New Jersey Department of Environmental Commissioner Shawn LaTourette
Monday, July 25, 2022 10:23 AM

NJDEP Commissioner Shawn LaTourette, the featured speaker for the second day of the LSRPA’s New Jersey Site Remediation Conference, raised important issues about the NJDEP and the focus of its ongoing work.

As he has discussed before, LaTourette said his major issues are changing how the NJDEP thinks about the future, it’s true role with the environment, climate change, and environmental justice – a major initiative of the Murphy administration.

Notably, the commissioner said he spends the least amount of time addressing site remediation. NJDEP officials continually praise the success of the Site Remediation Program and LSRPs. LaTourette advised LSRPs to consider the resilience of their remediation solutions against a hotter, wetter future that is more prone to flooding.

The commissioner also said site remediation “for the most part” would not be impacted by environmental justice concerns. An existing remediation site could be a factor against siting a future facility covered by the proposed new environmental justice rules, he said. The rules, N.J.A.C. 7:1C, are open for public comment until September 2022, he said. But whether or how to clean a contaminated site would not be impacted by the law, he said.

Below are excerpts from his June 15, 2022 speech to the LSRPA.

The Role of the NJDEP

“I thought I really knew the DEP, like really well, and turns out that I really knew a lot about some pieces of it, but I didn't really know it. In fact, I think the name - Department of Environmental Protection - is probably the wrong one. Because it's not really what we do. We don't protect the environment, for the environment’s sake, we protect the environment for the sake of people.”

“The reason that we protect our environment is because every single natural resource is doing something for us. Doing something for the public that in most instances the public would otherwise have to pay for.”

“We can build water treatment plants at exorbitant costs to replace the degraded wetlands that would have cleaned that water for free. … Or maybe we have to build the flood wall where that forest was that once protected that community you live in from flooding that's getting worse.”

“One of my biggest jobs every year is stewarding a billion dollars worth of infrastructure development, one of the biggest parts of my job, and I spend way more time with that than I ever do in the site remediation realm. I probably spend, in my role, the least amount of time in the site remediation realm.”

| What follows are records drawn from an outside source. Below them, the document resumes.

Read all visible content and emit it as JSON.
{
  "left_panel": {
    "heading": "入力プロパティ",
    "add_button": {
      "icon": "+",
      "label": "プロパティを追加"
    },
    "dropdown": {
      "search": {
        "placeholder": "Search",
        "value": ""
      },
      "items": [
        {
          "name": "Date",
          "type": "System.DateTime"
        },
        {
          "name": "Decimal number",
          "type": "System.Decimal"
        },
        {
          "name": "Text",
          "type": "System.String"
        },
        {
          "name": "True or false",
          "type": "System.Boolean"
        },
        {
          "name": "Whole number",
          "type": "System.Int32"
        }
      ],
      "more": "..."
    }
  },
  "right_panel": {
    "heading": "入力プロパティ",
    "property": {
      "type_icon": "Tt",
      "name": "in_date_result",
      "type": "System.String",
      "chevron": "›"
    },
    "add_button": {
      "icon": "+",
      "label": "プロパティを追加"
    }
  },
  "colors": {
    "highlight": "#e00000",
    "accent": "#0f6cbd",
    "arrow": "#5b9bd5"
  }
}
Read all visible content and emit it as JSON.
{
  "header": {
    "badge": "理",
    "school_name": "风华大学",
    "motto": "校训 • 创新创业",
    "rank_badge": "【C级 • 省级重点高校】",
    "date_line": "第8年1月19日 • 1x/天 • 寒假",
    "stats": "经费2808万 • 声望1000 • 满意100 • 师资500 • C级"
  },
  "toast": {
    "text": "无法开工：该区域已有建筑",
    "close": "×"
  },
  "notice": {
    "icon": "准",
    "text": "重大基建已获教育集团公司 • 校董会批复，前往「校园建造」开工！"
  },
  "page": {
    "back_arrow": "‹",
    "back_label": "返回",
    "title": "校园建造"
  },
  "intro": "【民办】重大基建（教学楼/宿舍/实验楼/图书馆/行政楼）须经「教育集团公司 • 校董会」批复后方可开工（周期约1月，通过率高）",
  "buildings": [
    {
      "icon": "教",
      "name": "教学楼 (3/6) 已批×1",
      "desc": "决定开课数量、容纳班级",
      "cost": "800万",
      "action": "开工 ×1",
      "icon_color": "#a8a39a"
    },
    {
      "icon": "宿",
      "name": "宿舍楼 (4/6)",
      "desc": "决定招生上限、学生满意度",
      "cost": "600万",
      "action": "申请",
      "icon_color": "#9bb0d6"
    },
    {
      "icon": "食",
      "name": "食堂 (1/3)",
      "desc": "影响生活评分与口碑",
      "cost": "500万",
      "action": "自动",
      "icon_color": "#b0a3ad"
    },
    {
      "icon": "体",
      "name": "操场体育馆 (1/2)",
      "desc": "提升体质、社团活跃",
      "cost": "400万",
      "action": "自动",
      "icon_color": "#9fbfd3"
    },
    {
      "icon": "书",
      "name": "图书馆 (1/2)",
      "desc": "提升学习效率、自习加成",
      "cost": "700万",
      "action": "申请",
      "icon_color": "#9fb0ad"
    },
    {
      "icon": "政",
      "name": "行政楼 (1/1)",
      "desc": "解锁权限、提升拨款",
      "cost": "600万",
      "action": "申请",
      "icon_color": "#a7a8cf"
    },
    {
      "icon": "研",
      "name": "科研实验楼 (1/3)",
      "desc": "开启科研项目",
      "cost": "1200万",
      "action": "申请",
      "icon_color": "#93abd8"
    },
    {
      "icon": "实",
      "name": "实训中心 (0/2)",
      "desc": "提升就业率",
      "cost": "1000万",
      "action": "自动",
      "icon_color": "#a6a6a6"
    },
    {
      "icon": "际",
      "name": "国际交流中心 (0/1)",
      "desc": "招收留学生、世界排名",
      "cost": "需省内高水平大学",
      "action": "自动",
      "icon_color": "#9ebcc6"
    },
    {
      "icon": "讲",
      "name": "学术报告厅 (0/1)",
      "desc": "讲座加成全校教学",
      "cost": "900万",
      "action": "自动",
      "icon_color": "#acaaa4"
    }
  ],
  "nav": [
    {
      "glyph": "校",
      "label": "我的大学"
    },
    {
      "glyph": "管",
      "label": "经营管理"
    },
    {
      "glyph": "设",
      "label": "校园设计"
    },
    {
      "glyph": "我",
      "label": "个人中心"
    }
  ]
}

“One of the things that is always striking to me is that we are seeking consistently to manage that legacy thing. Whether it is the contaminated site, or the old infrastructure that delivers our drinking water, whether it is that endangered species that we hope to recover or the lost habitat that we want to restore. We're always seeking to manage to the past. And to my mind, that is a deeply problematic way to govern. And one of my biggest priorities is making the DEP more future forward focused.”

Climate Change

“The science is in. No reasonable scientists question it; there's plenty of unreasonable ones that do. And it's shocking that we still must manage for that misinformation, or disinformation. But we need to begin looking at ourselves internally at the department and ask the difficult question of how do we take a regulatory environment that grew up in the 1970s and make it focus more on the future?

“To some extent, we've done the job of the 1970s environmental movement: the Clean Water Act, the Clean Air Act, CERCLA. …But it doesn't mean we're done.”

“Everything that that we build - the remedies we design, the infrastructure we plan, the investments we make - in some way is relying upon precipitation data in some way, shape or form. And we know that that precipitation data is wrong. The last data point we use in designing, building, constructing, remedying, anything is from 1999. I could not sit at a bar and order a drink at that time. And in the last 22 years, intense precipitation in New Jersey has increased between 2.5% to 10%, depending on where you are in the state.”

“[I] ask all of you to not be afraid of the future, but to plan for it. Plan for those contingencies that are necessary as you develop your site models and your remedial actions. Let it be something that you can stand behind long into the future as things change.”

Environmental Justice (EJ) and Site Remediation

“Our EJ law, and regulations were just proposed [June 8, 2022], so I can't say too much about them or the lawyers will yell at me. So I'll be careful. For the most part, the EJ law doesn't reach the site remediation world. For the most part.”

“The EJ law for those who don't know, recognizes the fact that as a function of the pollution that we all together create, over the last 50 years of modern environmental law, that pollution has been disproportionately experienced by low income minority and indigenous communities…. This piece of legislation seeks to right the ship over time, and asks the DEP to look harder at the siting of certain facilities. It's very narrow, actually, with respect to its application - eight types of facilities that it applies to.”

“The existence of contaminated sites in a proposed community would be a factor [in siting]. And so that's where this law and the regulations touch upon the site remediation world. They don't apply to site remediation permits, they only apply to those eight different types of facilities….  Not to any site remediation permit. That was incredibly important to us. … Our concern was that including that could undermine the … cleanup and redevelopment of contaminated properties, recognizing the great work that the members of this organization have done.”

“Well before you were LSRPs, your entire careers have been focused on improving the environment. We recognize that. And so we did not want to see that work fall within additional permitting processes. Your work already does what we want the EJ law to do. It does the one thing that we should always do: leave this place better than we found it.”